TASK REQUIREMENTS>
Gather every line from the entries below that includes "false".

(Data extracted from a collection)
──────────

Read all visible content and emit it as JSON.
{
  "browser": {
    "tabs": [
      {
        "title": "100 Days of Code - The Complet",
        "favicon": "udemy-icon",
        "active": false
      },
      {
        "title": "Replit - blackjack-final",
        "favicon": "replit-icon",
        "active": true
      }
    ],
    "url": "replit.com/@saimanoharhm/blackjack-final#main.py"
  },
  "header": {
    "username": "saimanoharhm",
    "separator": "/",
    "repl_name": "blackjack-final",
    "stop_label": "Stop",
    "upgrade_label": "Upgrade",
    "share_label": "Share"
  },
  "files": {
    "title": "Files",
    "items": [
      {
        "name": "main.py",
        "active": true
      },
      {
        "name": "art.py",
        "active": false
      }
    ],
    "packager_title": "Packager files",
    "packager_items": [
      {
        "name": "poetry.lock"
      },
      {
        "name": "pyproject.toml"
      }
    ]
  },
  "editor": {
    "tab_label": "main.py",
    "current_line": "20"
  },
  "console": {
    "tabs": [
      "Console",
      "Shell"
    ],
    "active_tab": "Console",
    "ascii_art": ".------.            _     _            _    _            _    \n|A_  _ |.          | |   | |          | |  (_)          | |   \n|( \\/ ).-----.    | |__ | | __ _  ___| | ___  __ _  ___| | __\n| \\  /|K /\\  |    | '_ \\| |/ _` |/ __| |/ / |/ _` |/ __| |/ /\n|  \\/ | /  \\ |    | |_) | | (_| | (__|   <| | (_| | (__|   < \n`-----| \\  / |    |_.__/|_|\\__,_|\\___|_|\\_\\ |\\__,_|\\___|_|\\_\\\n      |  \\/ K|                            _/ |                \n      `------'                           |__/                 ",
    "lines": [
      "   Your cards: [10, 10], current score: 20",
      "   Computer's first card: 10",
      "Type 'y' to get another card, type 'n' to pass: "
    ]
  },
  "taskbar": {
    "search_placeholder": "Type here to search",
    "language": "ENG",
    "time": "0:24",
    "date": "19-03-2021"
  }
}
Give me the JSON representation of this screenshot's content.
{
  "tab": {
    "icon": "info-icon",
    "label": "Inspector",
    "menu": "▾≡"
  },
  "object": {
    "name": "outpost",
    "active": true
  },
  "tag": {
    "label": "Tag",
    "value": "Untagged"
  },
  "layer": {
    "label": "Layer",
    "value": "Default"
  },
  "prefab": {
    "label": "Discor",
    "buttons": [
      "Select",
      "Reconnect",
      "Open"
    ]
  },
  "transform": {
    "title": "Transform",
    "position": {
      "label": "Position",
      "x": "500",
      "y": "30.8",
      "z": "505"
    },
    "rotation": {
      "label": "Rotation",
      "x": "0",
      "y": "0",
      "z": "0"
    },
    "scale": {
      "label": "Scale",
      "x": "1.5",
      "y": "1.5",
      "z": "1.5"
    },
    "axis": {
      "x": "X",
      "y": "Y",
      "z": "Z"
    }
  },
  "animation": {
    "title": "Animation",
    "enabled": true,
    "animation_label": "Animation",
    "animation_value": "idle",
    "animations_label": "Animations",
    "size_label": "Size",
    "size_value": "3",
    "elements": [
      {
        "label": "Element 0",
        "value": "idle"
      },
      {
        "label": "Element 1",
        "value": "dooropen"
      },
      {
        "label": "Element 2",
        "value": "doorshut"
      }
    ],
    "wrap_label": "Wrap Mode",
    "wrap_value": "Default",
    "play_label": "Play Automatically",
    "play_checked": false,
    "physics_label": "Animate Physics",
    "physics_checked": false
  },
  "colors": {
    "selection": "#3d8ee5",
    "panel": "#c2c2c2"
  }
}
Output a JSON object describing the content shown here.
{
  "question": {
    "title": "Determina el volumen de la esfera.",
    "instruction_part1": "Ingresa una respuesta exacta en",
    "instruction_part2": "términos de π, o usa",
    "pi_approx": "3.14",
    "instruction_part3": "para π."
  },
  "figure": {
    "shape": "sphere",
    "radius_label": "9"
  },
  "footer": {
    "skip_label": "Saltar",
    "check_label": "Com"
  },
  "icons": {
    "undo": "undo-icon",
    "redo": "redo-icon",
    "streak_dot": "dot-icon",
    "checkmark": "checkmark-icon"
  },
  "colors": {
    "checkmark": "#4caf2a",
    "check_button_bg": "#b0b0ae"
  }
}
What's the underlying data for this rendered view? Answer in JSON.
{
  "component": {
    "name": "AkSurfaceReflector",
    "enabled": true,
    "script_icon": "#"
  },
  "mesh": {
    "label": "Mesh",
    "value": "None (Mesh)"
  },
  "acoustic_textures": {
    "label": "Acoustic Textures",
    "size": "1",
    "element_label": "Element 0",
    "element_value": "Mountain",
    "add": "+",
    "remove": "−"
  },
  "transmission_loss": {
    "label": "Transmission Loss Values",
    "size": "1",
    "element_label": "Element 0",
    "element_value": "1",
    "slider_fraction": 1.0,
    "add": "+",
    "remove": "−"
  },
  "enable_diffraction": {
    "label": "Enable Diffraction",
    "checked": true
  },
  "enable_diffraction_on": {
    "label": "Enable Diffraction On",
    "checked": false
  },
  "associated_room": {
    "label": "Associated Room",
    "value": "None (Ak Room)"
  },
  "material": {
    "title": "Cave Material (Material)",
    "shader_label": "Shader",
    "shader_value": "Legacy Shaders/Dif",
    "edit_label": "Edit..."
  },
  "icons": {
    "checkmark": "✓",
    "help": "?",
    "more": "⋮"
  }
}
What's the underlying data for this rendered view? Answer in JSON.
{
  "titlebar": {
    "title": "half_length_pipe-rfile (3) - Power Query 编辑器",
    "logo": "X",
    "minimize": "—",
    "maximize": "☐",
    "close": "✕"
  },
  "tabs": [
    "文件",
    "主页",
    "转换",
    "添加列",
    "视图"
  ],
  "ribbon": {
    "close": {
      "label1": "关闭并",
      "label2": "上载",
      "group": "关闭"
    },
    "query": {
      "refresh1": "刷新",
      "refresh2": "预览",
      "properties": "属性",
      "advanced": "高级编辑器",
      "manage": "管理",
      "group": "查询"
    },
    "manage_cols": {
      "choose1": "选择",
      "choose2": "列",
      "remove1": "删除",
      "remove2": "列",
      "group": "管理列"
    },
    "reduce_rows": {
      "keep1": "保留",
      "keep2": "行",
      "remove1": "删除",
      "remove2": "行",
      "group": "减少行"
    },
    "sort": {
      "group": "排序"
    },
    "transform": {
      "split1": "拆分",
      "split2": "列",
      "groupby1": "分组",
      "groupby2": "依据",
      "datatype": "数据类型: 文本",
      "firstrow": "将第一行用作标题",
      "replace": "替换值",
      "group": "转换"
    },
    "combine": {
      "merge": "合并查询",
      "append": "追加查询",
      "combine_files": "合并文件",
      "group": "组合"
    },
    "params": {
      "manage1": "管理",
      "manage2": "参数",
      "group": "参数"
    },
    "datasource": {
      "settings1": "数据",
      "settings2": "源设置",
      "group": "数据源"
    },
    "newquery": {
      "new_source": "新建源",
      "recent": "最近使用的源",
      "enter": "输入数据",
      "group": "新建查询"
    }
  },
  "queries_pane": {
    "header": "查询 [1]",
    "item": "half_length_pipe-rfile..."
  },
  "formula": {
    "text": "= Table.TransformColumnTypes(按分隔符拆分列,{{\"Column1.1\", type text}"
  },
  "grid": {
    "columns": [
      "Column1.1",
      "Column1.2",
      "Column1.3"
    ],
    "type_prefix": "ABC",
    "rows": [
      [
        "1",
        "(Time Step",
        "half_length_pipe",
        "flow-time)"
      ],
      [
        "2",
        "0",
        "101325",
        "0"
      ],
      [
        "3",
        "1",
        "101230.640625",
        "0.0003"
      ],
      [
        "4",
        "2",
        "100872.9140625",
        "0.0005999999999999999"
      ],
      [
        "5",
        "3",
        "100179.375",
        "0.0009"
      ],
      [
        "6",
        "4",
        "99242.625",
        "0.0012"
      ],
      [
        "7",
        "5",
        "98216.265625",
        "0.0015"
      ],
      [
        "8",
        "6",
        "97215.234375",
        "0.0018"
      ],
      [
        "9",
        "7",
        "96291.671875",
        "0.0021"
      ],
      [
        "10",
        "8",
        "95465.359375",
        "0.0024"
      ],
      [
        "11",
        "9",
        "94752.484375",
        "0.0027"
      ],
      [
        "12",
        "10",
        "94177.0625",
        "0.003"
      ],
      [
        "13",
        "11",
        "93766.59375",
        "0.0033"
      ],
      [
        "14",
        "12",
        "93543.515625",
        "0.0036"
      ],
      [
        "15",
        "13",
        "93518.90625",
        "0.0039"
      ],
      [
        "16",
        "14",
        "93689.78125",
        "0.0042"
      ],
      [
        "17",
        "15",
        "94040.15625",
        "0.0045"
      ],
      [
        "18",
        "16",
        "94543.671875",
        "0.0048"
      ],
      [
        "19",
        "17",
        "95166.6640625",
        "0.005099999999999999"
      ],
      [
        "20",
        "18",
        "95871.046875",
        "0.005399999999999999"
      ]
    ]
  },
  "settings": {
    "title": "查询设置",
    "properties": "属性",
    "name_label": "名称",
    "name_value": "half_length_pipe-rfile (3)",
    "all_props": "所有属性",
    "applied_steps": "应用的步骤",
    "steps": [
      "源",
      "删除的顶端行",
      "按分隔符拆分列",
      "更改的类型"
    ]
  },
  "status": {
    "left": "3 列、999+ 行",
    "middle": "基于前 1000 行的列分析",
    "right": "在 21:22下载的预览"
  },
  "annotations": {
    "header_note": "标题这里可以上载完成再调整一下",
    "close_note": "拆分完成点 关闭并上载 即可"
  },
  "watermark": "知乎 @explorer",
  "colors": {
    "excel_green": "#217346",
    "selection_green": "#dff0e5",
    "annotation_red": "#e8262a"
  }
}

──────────

RESPONSE>
        "active": false
        "active": false
    "play_checked": false,
    "physics_checked": false
    "checked": false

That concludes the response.